■ EXCERPTED RECORDS ■
________

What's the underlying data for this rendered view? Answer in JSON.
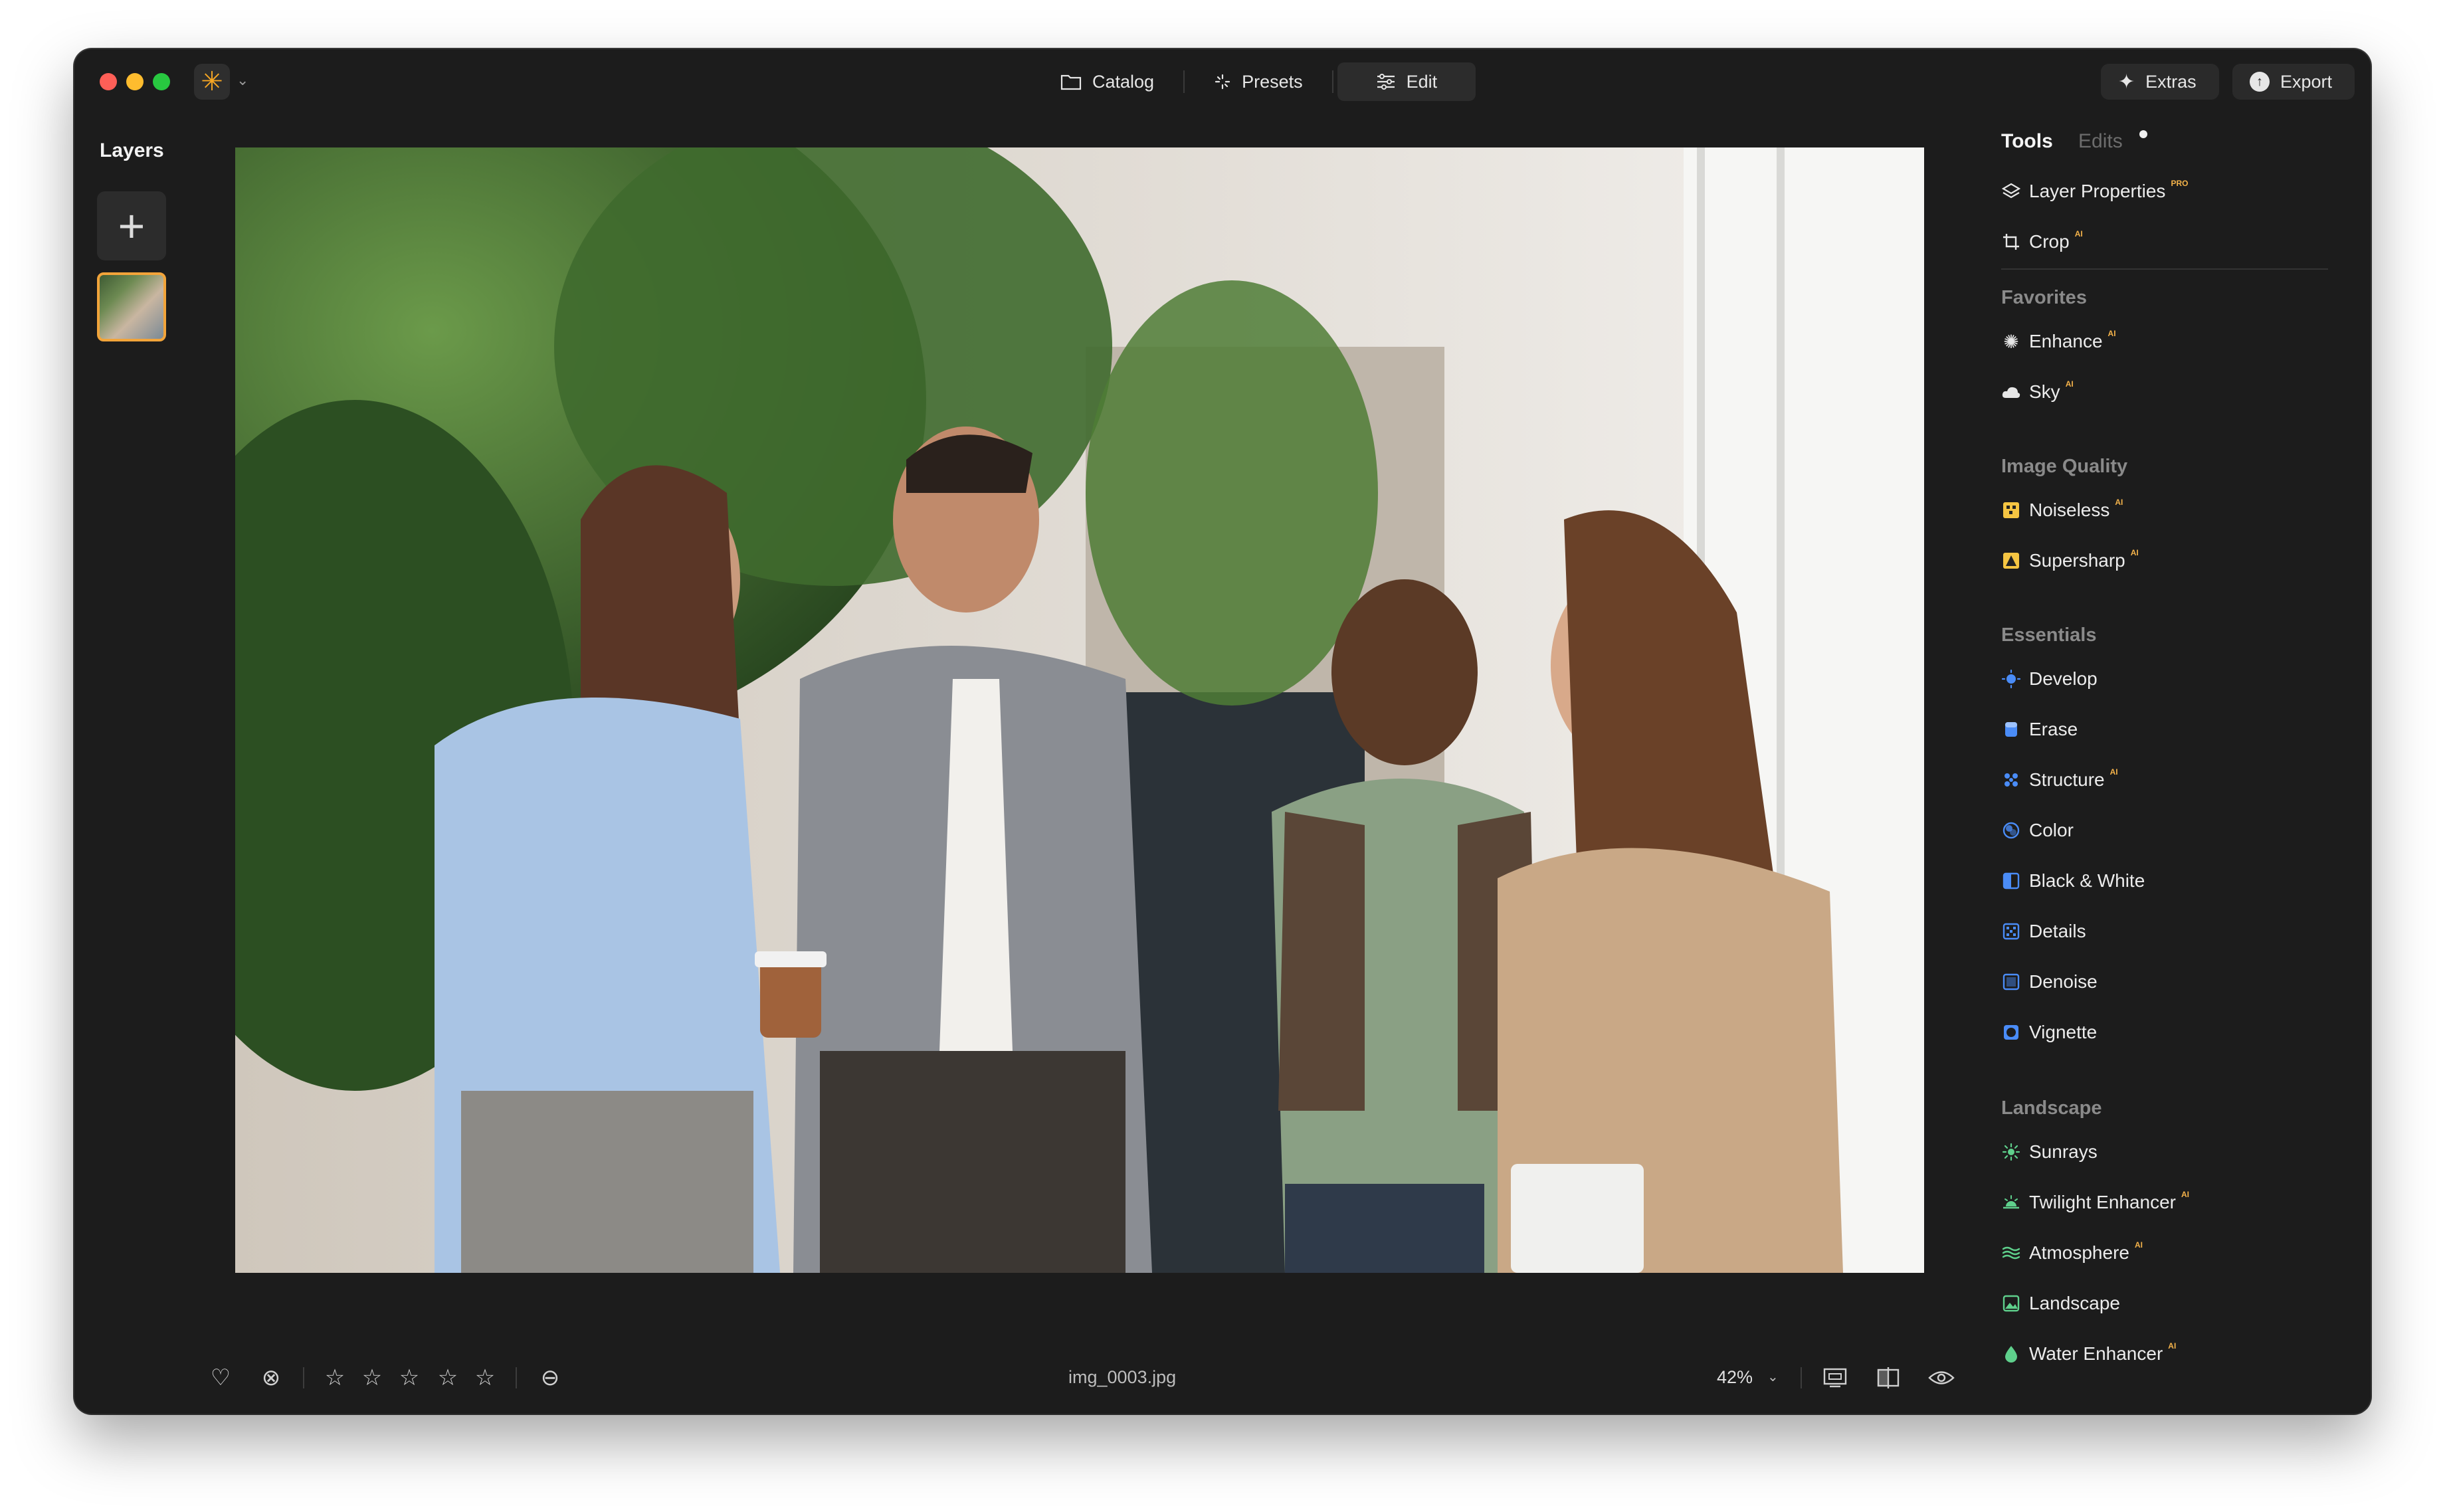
{
  "titlebar": {
    "nav_tabs": [
      {
        "label": "Catalog",
        "icon": "folder-icon"
      },
      {
        "label": "Presets",
        "icon": "sparkle-icon"
      },
      {
        "label": "Edit",
        "icon": "sliders-icon",
        "active": true
      }
    ],
    "extras_label": "Extras",
    "export_label": "Export"
  },
  "layers": {
    "title": "Layers",
    "thumbnail_selected": true
  },
  "canvas": {
    "image": "photo of four colleagues talking and laughing by a window with plants"
  },
  "bottom_bar": {
    "filename": "img_0003.jpg",
    "zoom": "42%",
    "rating_stars": 5,
    "rating_value": 0
  },
  "right_panel": {
    "tabs": {
      "tools": "Tools",
      "edits": "Edits"
    },
    "top_items": [
      {
        "label": "Layer Properties",
        "badge": "PRO",
        "icon": "layers-icon"
      },
      {
        "label": "Crop",
        "badge": "AI",
        "icon": "crop-icon"
      }
    ],
    "favorites": {
      "title": "Favorites",
      "items": [
        {
          "label": "Enhance",
          "badge": "AI",
          "icon": "enhance-icon"
        },
        {
          "label": "Sky",
          "badge": "AI",
          "icon": "cloud-icon"
        }
      ]
    },
    "image_quality": {
      "title": "Image Quality",
      "items": [
        {
          "label": "Noiseless",
          "badge": "AI",
          "icon": "noiseless-icon"
        },
        {
          "label": "Supersharp",
          "badge": "AI",
          "icon": "supersharp-icon"
        }
      ]
    },
    "essentials": {
      "title": "Essentials",
      "items": [
        {
          "label": "Develop",
          "badge": "",
          "icon": "develop-icon"
        },
        {
          "label": "Erase",
          "badge": "",
          "icon": "erase-icon"
        },
        {
          "label": "Structure",
          "badge": "AI",
          "icon": "structure-icon"
        },
        {
          "label": "Color",
          "badge": "",
          "icon": "color-icon"
        },
        {
          "label": "Black & White",
          "badge": "",
          "icon": "black-white-icon"
        },
        {
          "label": "Details",
          "badge": "",
          "icon": "details-icon"
        },
        {
          "label": "Denoise",
          "badge": "",
          "icon": "denoise-icon"
        },
        {
          "label": "Vignette",
          "badge": "",
          "icon": "vignette-icon"
        }
      ]
    },
    "landscape": {
      "title": "Landscape",
      "items": [
        {
          "label": "Sunrays",
          "badge": "",
          "icon": "sunrays-icon"
        },
        {
          "label": "Twilight Enhancer",
          "badge": "AI",
          "icon": "twilight-icon"
        },
        {
          "label": "Atmosphere",
          "badge": "AI",
          "icon": "atmosphere-icon"
        },
        {
          "label": "Landscape",
          "badge": "",
          "icon": "landscape-icon"
        },
        {
          "label": "Water Enhancer",
          "badge": "AI",
          "icon": "water-drop-icon"
        }
      ]
    }
  },
  "colors": {
    "window_bg": "#1c1c1c",
    "accent_orange": "#f2a43a",
    "badge": "#f3b24a",
    "icon_blue": "#4a8cf7",
    "icon_green": "#5fd08c",
    "icon_yellow": "#f5c542"
  }
}
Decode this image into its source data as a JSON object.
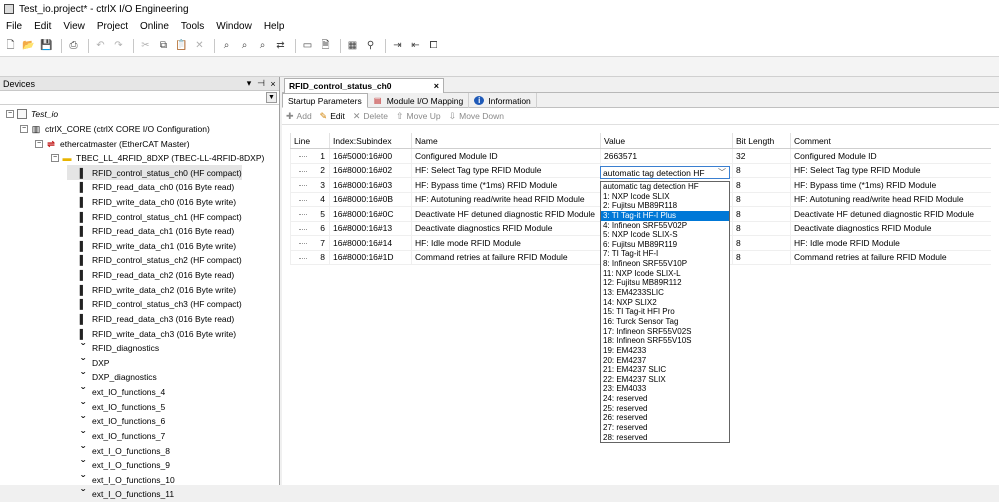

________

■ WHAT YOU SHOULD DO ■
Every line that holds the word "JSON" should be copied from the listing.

■ TASK RESPONSE ■
What's the underlying data for this rendered view? Answer in JSON.
Decode this image into its source data as a JSON object.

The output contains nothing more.